For Ssense, Thessaly La Force talks to Cathy Park Hong about poetry, Richard Pryor, and her new essay collection, Minor Feelings: An Asian American Reckoning. Hong said that her “obsession” with Pryor’s comedy was part of the inspiration for her book. “I have never been able to directly and honestly write about race,” she said. “I thought, how can I write honestly about race that feels as immediate and urgent and real as what Richard Pryor was doing with stand-up comedy?” A poet by training, Hong landed on the essay form, which does similar work to stand-up. “With comedy, you’re making an argument, right? . . . There is a kernel truth they’re trying to get at, but they also know if they throw the truth at you, you’re not going to listen,” she explained. “Tommy Pico says he uses comedy like a Trojan horse. The punchline has this element of surprise. Comedy, as an argument, is trying to convince you of some unpleasant truth that you wouldn’t otherwise face.”

The Good Place creator Michael Schur is writing his first book.

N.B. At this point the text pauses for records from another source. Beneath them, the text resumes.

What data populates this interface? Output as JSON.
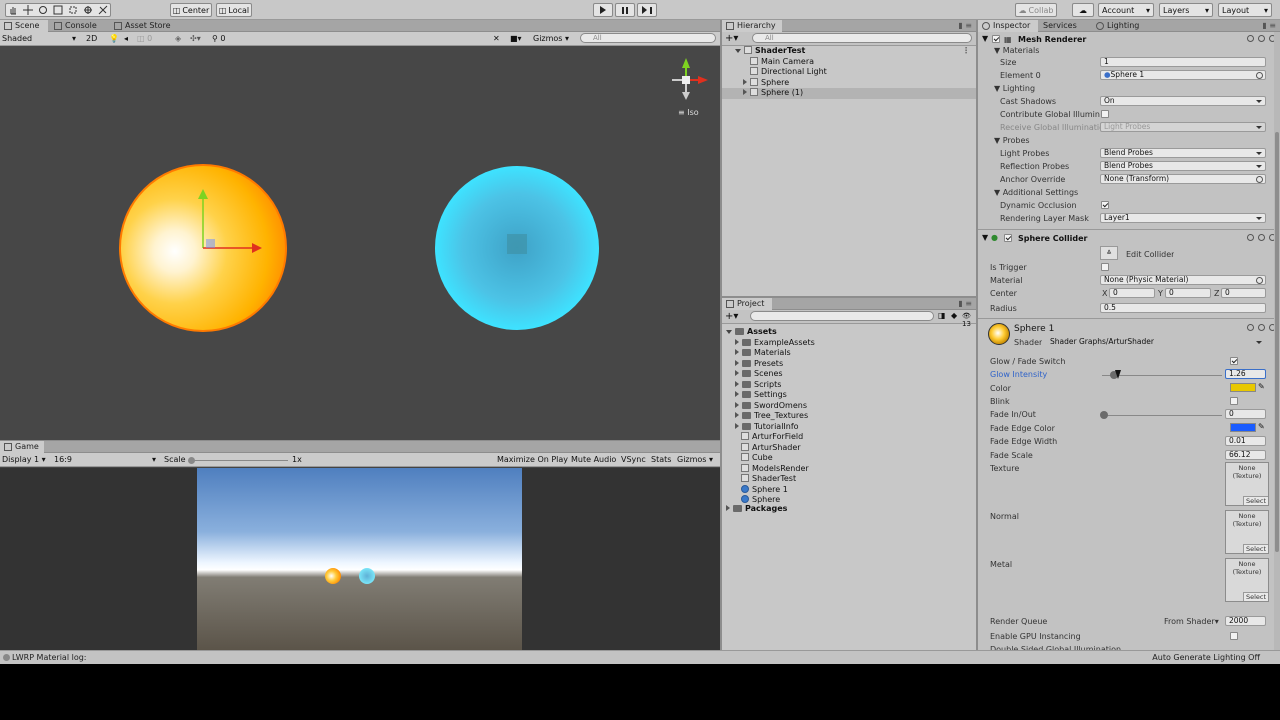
{
  "toolbar": {
    "pivot_label": "Center",
    "space_label": "Local",
    "collab_label": "Collab",
    "account_label": "Account",
    "layers_label": "Layers",
    "layout_label": "Layout"
  },
  "scene": {
    "tabs": [
      "Scene",
      "Console",
      "Asset Store"
    ],
    "draw_mode": "Shaded",
    "mode_2d": "2D",
    "hidden_count": "0",
    "gizmos_label": "Gizmos",
    "search_placeholder": "All",
    "iso_label": "Iso"
  },
  "game": {
    "tab": "Game",
    "display": "Display 1",
    "aspect": "16:9",
    "scale_label": "Scale",
    "scale_value": "1x",
    "maximize": "Maximize On Play",
    "mute": "Mute Audio",
    "vsync": "VSync",
    "stats": "Stats",
    "gizmos": "Gizmos"
  },
  "hierarchy": {
    "tab": "Hierarchy",
    "search_placeholder": "All",
    "scene_name": "ShaderTest",
    "items": [
      "Main Camera",
      "Directional Light",
      "Sphere",
      "Sphere (1)"
    ]
  },
  "project": {
    "tab": "Project",
    "count": "13",
    "root": "Assets",
    "folders": [
      "ExampleAssets",
      "Materials",
      "Presets",
      "Scenes",
      "Scripts",
      "Settings",
      "SwordOmens",
      "Tree_Textures",
      "TutorialInfo"
    ],
    "files": [
      "ArturForField",
      "ArturShader",
      "Cube",
      "ModelsRender",
      "ShaderTest",
      "Sphere 1",
      "Sphere"
    ],
    "packages": "Packages"
  },
  "inspector": {
    "tabs": [
      "Inspector",
      "Services",
      "Lighting"
    ],
    "mesh_renderer": {
      "title": "Mesh Renderer",
      "materials_label": "Materials",
      "size_label": "Size",
      "size_value": "1",
      "element0_label": "Element 0",
      "element0_value": "Sphere 1",
      "lighting_label": "Lighting",
      "cast_shadows_label": "Cast Shadows",
      "cast_shadows_value": "On",
      "contribute_gi_label": "Contribute Global Illumina",
      "receive_gi_label": "Receive Global Illuminatio",
      "receive_gi_value": "Light Probes",
      "probes_label": "Probes",
      "light_probes_label": "Light Probes",
      "light_probes_value": "Blend Probes",
      "reflection_probes_label": "Reflection Probes",
      "reflection_probes_value": "Blend Probes",
      "anchor_override_label": "Anchor Override",
      "anchor_override_value": "None (Transform)",
      "additional_label": "Additional Settings",
      "dynamic_occlusion_label": "Dynamic Occlusion",
      "rendering_layer_label": "Rendering Layer Mask",
      "rendering_layer_value": "Layer1"
    },
    "sphere_collider": {
      "title": "Sphere Collider",
      "edit_label": "Edit Collider",
      "is_trigger_label": "Is Trigger",
      "material_label": "Material",
      "material_value": "None (Physic Material)",
      "center_label": "Center",
      "center_x": "0",
      "center_y": "0",
      "center_z": "0",
      "radius_label": "Radius",
      "radius_value": "0.5"
    },
    "material": {
      "name": "Sphere 1",
      "shader_label": "Shader",
      "shader_value": "Shader Graphs/ArturShader",
      "glow_fade_label": "Glow / Fade Switch",
      "glow_intensity_label": "Glow Intensity",
      "glow_intensity_value": "1.26",
      "glow_intensity_fraction": 0.1,
      "color_label": "Color",
      "color_hex": "#e8c800",
      "blink_label": "Blink",
      "fade_inout_label": "Fade In/Out",
      "fade_inout_value": "0",
      "fade_edge_color_label": "Fade Edge Color",
      "fade_edge_color_hex": "#1a5cff",
      "fade_edge_width_label": "Fade Edge Width",
      "fade_edge_width_value": "0.01",
      "fade_scale_label": "Fade Scale",
      "fade_scale_value": "66.12",
      "texture_label": "Texture",
      "normal_label": "Normal",
      "metal_label": "Metal",
      "tex_none": "None",
      "tex_type": "(Texture)",
      "tex_select": "Select",
      "render_queue_label": "Render Queue",
      "render_queue_mode": "From Shader",
      "render_queue_value": "2000",
      "gpu_instancing_label": "Enable GPU Instancing",
      "double_sided_label": "Double Sided Global Illumination"
    }
  },
  "status": {
    "message": "LWRP Material log:",
    "right": "Auto Generate Lighting Off"
  }
}
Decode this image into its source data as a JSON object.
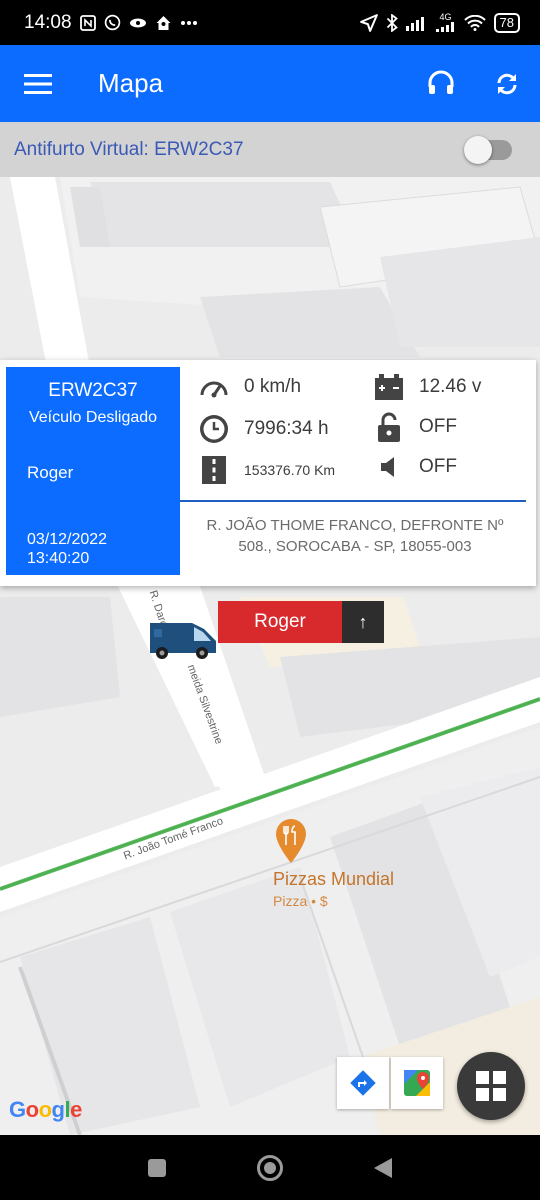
{
  "status_bar": {
    "time": "14:08",
    "battery": "78",
    "network": "4G"
  },
  "app_bar": {
    "title": "Mapa"
  },
  "antitheft": {
    "label": "Antifurto Virtual: ERW2C37",
    "enabled": false
  },
  "info_card": {
    "plate": "ERW2C37",
    "engine_state": "Veículo Desligado",
    "driver": "Roger",
    "date": "03/12/2022",
    "time": "13:40:20",
    "speed": "0 km/h",
    "hours": "7996:34 h",
    "odometer": "153376.70 Km",
    "battery_voltage": "12.46 v",
    "lock_status": "OFF",
    "sound_status": "OFF",
    "address": "R. JOÃO THOME FRANCO, DEFRONTE Nº 508., SOROCABA - SP, 18055-003"
  },
  "vehicle_marker": {
    "name": "Roger",
    "heading_arrow": "↑"
  },
  "map": {
    "street_1": "R. Darc",
    "street_2": "meida Silvestrine",
    "street_3": "R. João Tomé Franco",
    "poi_name": "Pizzas Mundial",
    "poi_category": "Pizza • $",
    "provider_logo": "Google"
  },
  "colors": {
    "primary": "#0b6cff",
    "vehicle_label": "#d82a2d",
    "poi": "#e68a2e",
    "route": "#4caf50"
  }
}
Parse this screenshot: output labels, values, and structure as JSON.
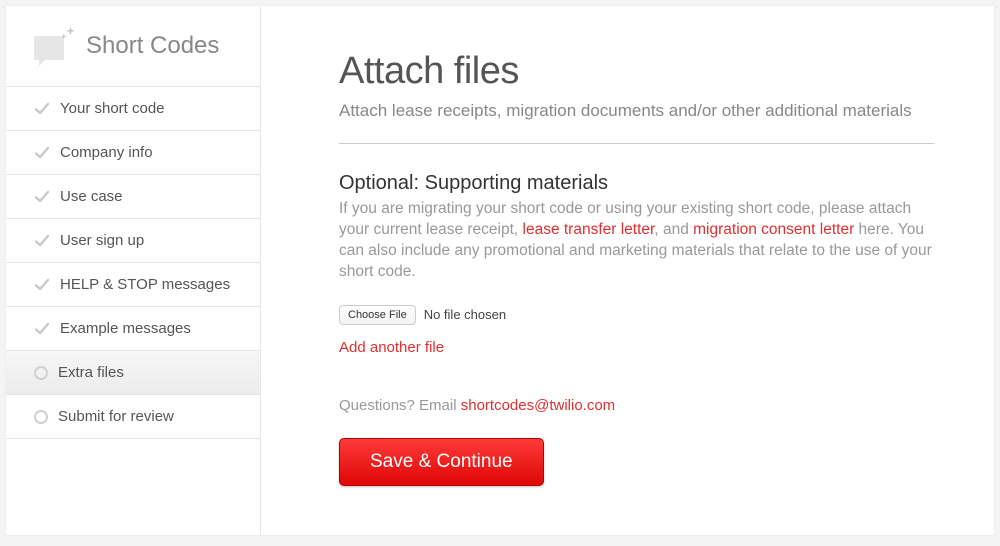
{
  "sidebar": {
    "title": "Short Codes",
    "items": [
      {
        "label": "Your short code",
        "state": "done"
      },
      {
        "label": "Company info",
        "state": "done"
      },
      {
        "label": "Use case",
        "state": "done"
      },
      {
        "label": "User sign up",
        "state": "done"
      },
      {
        "label": "HELP & STOP messages",
        "state": "done"
      },
      {
        "label": "Example messages",
        "state": "done"
      },
      {
        "label": "Extra files",
        "state": "active"
      },
      {
        "label": "Submit for review",
        "state": "pending"
      }
    ]
  },
  "main": {
    "title": "Attach files",
    "subtitle": "Attach lease receipts, migration documents and/or other additional materials",
    "section_title": "Optional: Supporting materials",
    "para_1": "If you are migrating your short code or using your existing short code, please attach your current lease receipt, ",
    "link_1": "lease transfer letter",
    "para_2": ", and ",
    "link_2": "migration consent letter",
    "para_3": " here. You can also include any promotional and marketing materials that relate to the use of your short code.",
    "choose_file_label": "Choose File",
    "file_status": "No file chosen",
    "add_another": "Add another file",
    "questions_prefix": "Questions? Email ",
    "questions_email": "shortcodes@twilio.com",
    "save_button": "Save & Continue"
  }
}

How to Be Good: A Definitive Answer for Exactly What to Do, In Every Possible Situation “will take readers on a journey through the 2500-year discussion of ethics, explaining and poking fun at these grand ideas, and sketching a roadmap for how we ought to act.” How to Be Good will be published by Simon & Schuster in 2021.

At The Outline, Maris Kreizman looks at the recent walkout at Hachette Books, which led the publisher to cancel production on Woody Allen’s forthcoming memoir, and what it means for the publishing industry at large. “The cancellation of Allen’s book signals a sea change in a notoriously hierarchical industry in which management traditionally made decisions, and workers were expected to comply,” she writes. “By simply listening to and evaluating the concerns of lower level employees . . . publishers have the opportunity to avoid making bad business decisions before contracts are even signed. And, if those employees are valued more, both in their opinions and their salaries, the publishing industry has a better shot at retaining them and becoming more diverse at higher levels.”

“The amplification of questions about Biden’s fitness for office has demonstrated the reach of the pro-Bernie media world, with widely followed lefty journalists and podcast hosts sharing clips and claims to millions,” writes Vanity Fair’s Tom Kludt. “But the campaign also highlights the limits of an alternative media apparatus.”

“I think it’s great if you have a splashy debut and lots of opportunities come your way, but to be honest, especially if you get published on the younger side, you might not be ready for those opportunities,” Before and After the Book Deal author Courtney Maum tells the WMFA podcast. “You might not know what to say no to. That’s sort of a skill that’s developed over time.”